_PROBLEM REQUIREMENTS_. Within the records below, find each line that holds the string "placeholder", then copy it.

_DATA TO USE_.

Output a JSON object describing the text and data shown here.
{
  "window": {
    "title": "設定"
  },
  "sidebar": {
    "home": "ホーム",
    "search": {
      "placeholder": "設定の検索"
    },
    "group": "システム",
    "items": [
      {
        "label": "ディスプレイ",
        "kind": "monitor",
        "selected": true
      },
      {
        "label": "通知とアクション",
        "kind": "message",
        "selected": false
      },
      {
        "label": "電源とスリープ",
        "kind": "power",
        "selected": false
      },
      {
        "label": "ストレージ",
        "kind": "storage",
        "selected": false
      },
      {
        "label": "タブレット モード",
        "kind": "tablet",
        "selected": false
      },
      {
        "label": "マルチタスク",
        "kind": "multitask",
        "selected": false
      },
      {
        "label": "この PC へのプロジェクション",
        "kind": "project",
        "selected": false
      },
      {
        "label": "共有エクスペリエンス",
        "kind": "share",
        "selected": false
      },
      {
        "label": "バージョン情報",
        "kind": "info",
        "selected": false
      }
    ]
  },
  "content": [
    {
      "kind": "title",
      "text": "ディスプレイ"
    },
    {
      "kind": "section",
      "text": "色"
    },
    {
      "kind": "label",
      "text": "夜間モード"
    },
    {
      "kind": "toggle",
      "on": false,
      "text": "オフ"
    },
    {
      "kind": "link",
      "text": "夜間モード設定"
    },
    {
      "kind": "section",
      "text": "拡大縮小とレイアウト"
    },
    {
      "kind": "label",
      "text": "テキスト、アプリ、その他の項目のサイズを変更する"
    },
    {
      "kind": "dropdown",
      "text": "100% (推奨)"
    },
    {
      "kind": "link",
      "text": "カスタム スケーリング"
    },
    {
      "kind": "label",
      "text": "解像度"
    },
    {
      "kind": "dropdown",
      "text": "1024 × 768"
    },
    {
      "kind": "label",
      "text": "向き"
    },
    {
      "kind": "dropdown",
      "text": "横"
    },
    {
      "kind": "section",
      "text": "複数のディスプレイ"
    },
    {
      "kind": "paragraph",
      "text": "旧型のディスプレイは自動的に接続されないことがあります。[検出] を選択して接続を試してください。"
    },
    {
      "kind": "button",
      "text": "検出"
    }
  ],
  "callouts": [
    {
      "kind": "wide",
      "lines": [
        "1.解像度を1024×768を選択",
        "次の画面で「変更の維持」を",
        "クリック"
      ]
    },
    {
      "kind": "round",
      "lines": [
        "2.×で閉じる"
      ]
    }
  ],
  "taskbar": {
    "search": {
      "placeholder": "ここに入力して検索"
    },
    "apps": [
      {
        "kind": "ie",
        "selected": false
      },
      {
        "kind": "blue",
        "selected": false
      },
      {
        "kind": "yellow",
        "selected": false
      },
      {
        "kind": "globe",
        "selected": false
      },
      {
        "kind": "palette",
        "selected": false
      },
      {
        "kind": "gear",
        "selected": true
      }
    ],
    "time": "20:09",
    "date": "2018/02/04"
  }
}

_RESULT BELOW_.
      "placeholder": "設定の検索"
      "placeholder": "ここに入力して検索"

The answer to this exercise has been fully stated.